Nearly all of the seven B-52Gs in the operation have been retired to the boneyard at Davis-Monthan AFB, Ariz., but the CALCMs used during the war were replaced under war stock replenishment legislation. Congress has since directed the Air Force to look at upgrades to the weapon, which is expected to remain in service even beyond full phaseout of the B-52H.
General Glosson bristles at the idea, advanced by some critics, that the CALCM raid was a stunt mounted to advertise the notion of a long-range strike from the American heartland. “It’s incredible what people say in hindsight,” General Glosson said. “Had my interest been to just demonstrate a new capability, I would have done it two or three times” and not kept the program secret afterward.

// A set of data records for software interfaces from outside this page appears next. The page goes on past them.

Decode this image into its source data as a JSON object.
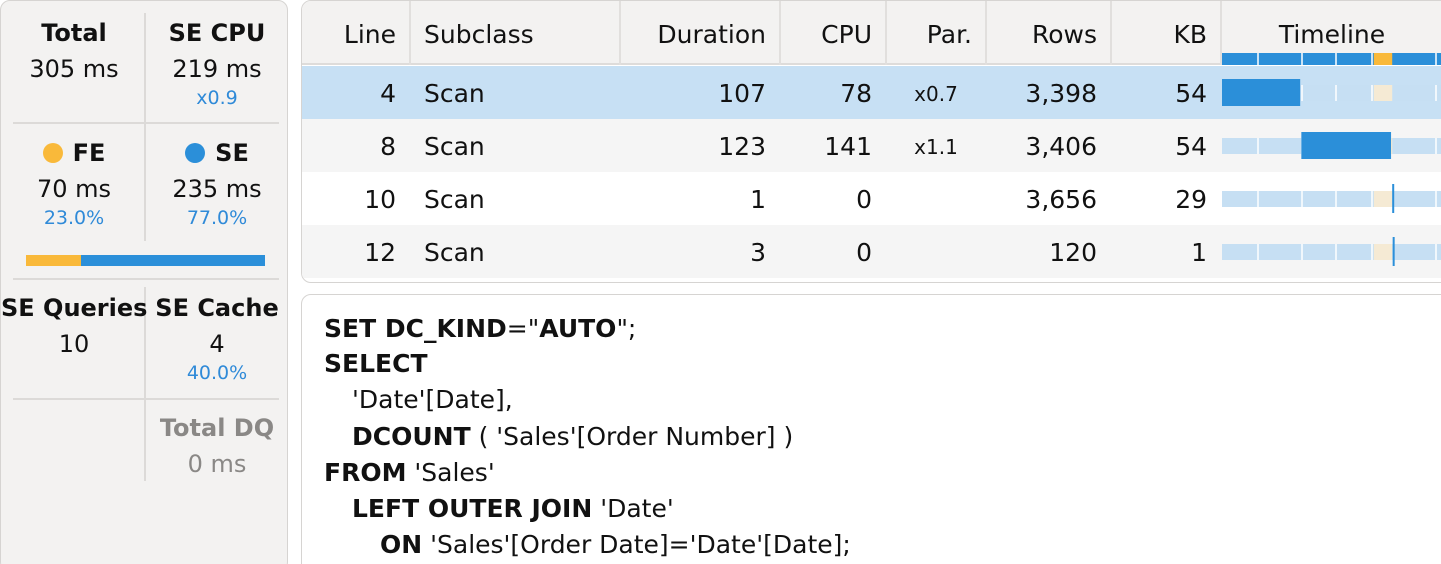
{
  "stats": {
    "total": {
      "label": "Total",
      "value": "305 ms"
    },
    "se_cpu": {
      "label": "SE CPU",
      "value": "219 ms",
      "sub": "x0.9"
    },
    "fe": {
      "label": "FE",
      "value": "70 ms",
      "sub": "23.0%",
      "color": "#f9b93a"
    },
    "se": {
      "label": "SE",
      "value": "235 ms",
      "sub": "77.0%",
      "color": "#2b8fd9"
    },
    "fe_fraction": 0.23,
    "se_queries": {
      "label": "SE Queries",
      "value": "10"
    },
    "se_cache": {
      "label": "SE Cache",
      "value": "4",
      "sub": "40.0%"
    },
    "total_dq": {
      "label": "Total DQ",
      "value": "0 ms"
    }
  },
  "table": {
    "columns": [
      "Line",
      "Subclass",
      "Duration",
      "CPU",
      "Par.",
      "Rows",
      "KB",
      "Timeline"
    ],
    "rows": [
      {
        "line": "4",
        "subclass": "Scan",
        "duration": "107",
        "cpu": "78",
        "par": "x0.7",
        "rows": "3,398",
        "kb": "54",
        "start": 0.0,
        "end": 0.34,
        "selected": true
      },
      {
        "line": "8",
        "subclass": "Scan",
        "duration": "123",
        "cpu": "141",
        "par": "x1.1",
        "rows": "3,406",
        "kb": "54",
        "start": 0.345,
        "end": 0.735,
        "selected": false
      },
      {
        "line": "10",
        "subclass": "Scan",
        "duration": "1",
        "cpu": "0",
        "par": "",
        "rows": "3,656",
        "kb": "29",
        "start": 0.74,
        "end": 0.745,
        "selected": false
      },
      {
        "line": "12",
        "subclass": "Scan",
        "duration": "3",
        "cpu": "0",
        "par": "",
        "rows": "120",
        "kb": "1",
        "start": 0.742,
        "end": 0.75,
        "selected": false
      }
    ],
    "timeline_fe_window": [
      0.66,
      0.74
    ]
  },
  "query": {
    "l1_kw": "SET DC_KIND",
    "l1_rest": "=\"",
    "l1_kw2": "AUTO",
    "l1_end": "\";",
    "l2_kw": "SELECT",
    "l3": "'Date'[Date],",
    "l4_kw": "DCOUNT",
    "l4_rest": " ( 'Sales'[Order Number] )",
    "l5_kw": "FROM",
    "l5_rest": " 'Sales'",
    "l6_kw": "LEFT OUTER JOIN",
    "l6_rest": " 'Date'",
    "l7_kw": "ON",
    "l7_rest": " 'Sales'[Order Date]='Date'[Date];"
  },
  "colors": {
    "selected_row": "#c7e0f4",
    "alt_row": "#f5f5f5",
    "bar": "#2b8fd9",
    "track": "#c6dff3",
    "fe_window": "#f5ead4"
  }
}
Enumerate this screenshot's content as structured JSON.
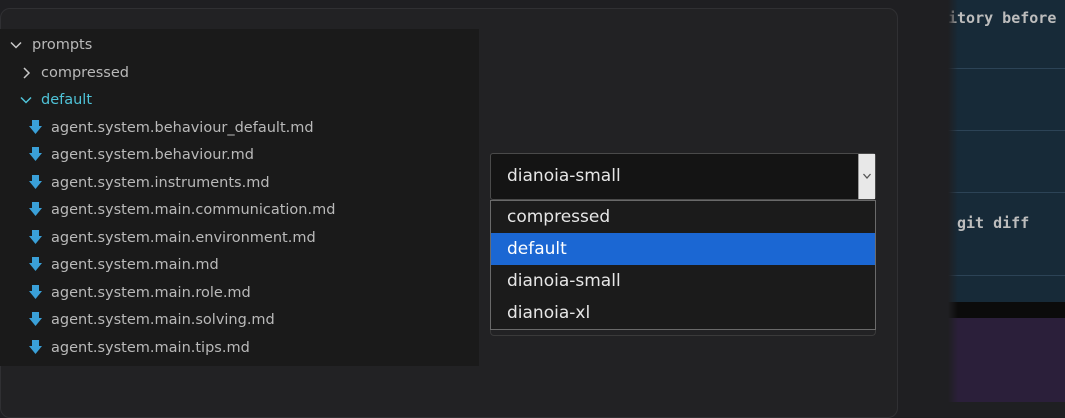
{
  "tree": {
    "root_label": "prompts",
    "compressed_label": "compressed",
    "default_label": "default",
    "files": [
      "agent.system.behaviour_default.md",
      "agent.system.behaviour.md",
      "agent.system.instruments.md",
      "agent.system.main.communication.md",
      "agent.system.main.environment.md",
      "agent.system.main.md",
      "agent.system.main.role.md",
      "agent.system.main.solving.md",
      "agent.system.main.tips.md"
    ]
  },
  "select": {
    "value": "dianoia-small",
    "options": [
      "compressed",
      "default",
      "dianoia-small",
      "dianoia-xl"
    ],
    "highlighted": "default"
  },
  "background_text": {
    "line1": "itory before",
    "line2": "git diff"
  },
  "colors": {
    "highlight": "#1b67d3",
    "folder_open": "#4fc3d8",
    "file_icon": "#3aa0d8"
  },
  "icons": [
    "chevron-down-icon",
    "chevron-right-icon",
    "file-download-icon",
    "dropdown-arrow-icon"
  ]
}
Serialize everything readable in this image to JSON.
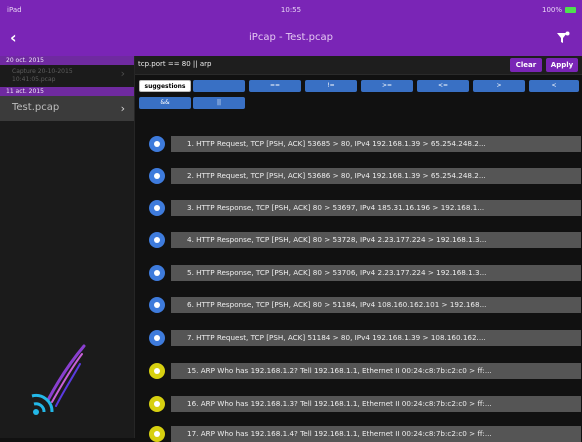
{
  "status_bar": {
    "left": "iPad",
    "time": "10:55",
    "right": "100%"
  },
  "nav": {
    "title": "iPcap - Test.pcap"
  },
  "sidebar": {
    "sections": [
      {
        "date": "20 oct. 2015",
        "items": [
          {
            "name": "Capture 20-10-2015 10:41:05.pcap",
            "line1": "Capture 20-10-2015",
            "line2": "10:41:05.pcap",
            "selected": false
          }
        ]
      },
      {
        "date": "11 act. 2015",
        "items": [
          {
            "name": "Test.pcap",
            "selected": true
          }
        ]
      }
    ]
  },
  "filter": {
    "query": "tcp.port == 80 || arp",
    "clear_label": "Clear",
    "apply_label": "Apply"
  },
  "suggestions": {
    "row1": [
      "suggestions",
      "",
      "==",
      "!=",
      ">=",
      "<=",
      ">",
      "<"
    ],
    "row2": [
      "&&",
      "||"
    ]
  },
  "packets": [
    {
      "type": "tcp",
      "text": "1.  HTTP Request, TCP [PSH, ACK] 53685 > 80, IPv4 192.168.1.39 > 65.254.248.2..."
    },
    {
      "type": "tcp",
      "text": "2.  HTTP Request, TCP [PSH, ACK] 53686 > 80, IPv4 192.168.1.39 > 65.254.248.2..."
    },
    {
      "type": "tcp",
      "text": "3.  HTTP Response, TCP [PSH, ACK] 80 > 53697, IPv4 185.31.16.196 > 192.168.1..."
    },
    {
      "type": "tcp",
      "text": "4.  HTTP Response, TCP [PSH, ACK] 80 > 53728, IPv4 2.23.177.224 > 192.168.1.3..."
    },
    {
      "type": "tcp",
      "text": "5.  HTTP Response, TCP [PSH, ACK] 80 > 53706, IPv4 2.23.177.224 > 192.168.1.3..."
    },
    {
      "type": "tcp",
      "text": "6.  HTTP Response, TCP [PSH, ACK] 80 > 51184, IPv4 108.160.162.101 > 192.168..."
    },
    {
      "type": "tcp",
      "text": "7.  HTTP Request, TCP [PSH, ACK] 51184 > 80, IPv4 192.168.1.39 > 108.160.162...."
    },
    {
      "type": "arp",
      "text": "15.  ARP Who has 192.168.1.2? Tell 192.168.1.1, Ethernet II 00:24:c8:7b:c2:c0 > ff:..."
    },
    {
      "type": "arp",
      "text": "16.  ARP Who has 192.168.1.3? Tell 192.168.1.1, Ethernet II 00:24:c8:7b:c2:c0 > ff:..."
    },
    {
      "type": "arp",
      "text": "17.  ARP Who has 192.168.1.4? Tell 192.168.1.1, Ethernet II 00:24:c8:7b:c2:c0 > ff:..."
    }
  ],
  "colors": {
    "accent": "#7a25b6",
    "tcp_dot": "#3e7bdc",
    "arp_dot": "#d7d010",
    "row_bg": "#555555",
    "suggest_btn": "#3970c4"
  }
}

“We used those weapons because . . it seemed the logical thing to do. Plain and simple, . . . it saved lives. If we had lost a half dozen A-6 [Intruders] attacking those targets, it would have been unforgivable.”
But the raid did demonstrate that US airpower is in “a period of historic change,” General McPeak observed. The Air Force is shifting from ” ‘forward presence’ of our combat forces, deployed and stationed overseas, to an era characterized by Stateside basing of our combat forces, configured for expeditionary action.”
Reflecting on the mission, he noted, “The 2d Bomb Wing is ‘present’ at Barksdale. . . and it is also ‘present,’ twenty hours later, at any spot on the globe. And everybody now knows that.” In the future, enemies will have to consider that USAF is “present everywhere at all times. . . People will have to think about presence in an entirely different way.”
John Tirpak is the senior military editor of Aerospace Daily, a Washington, D. C., defense and commercial aviation periodical. This is his first article for AIR FORCE Magazine.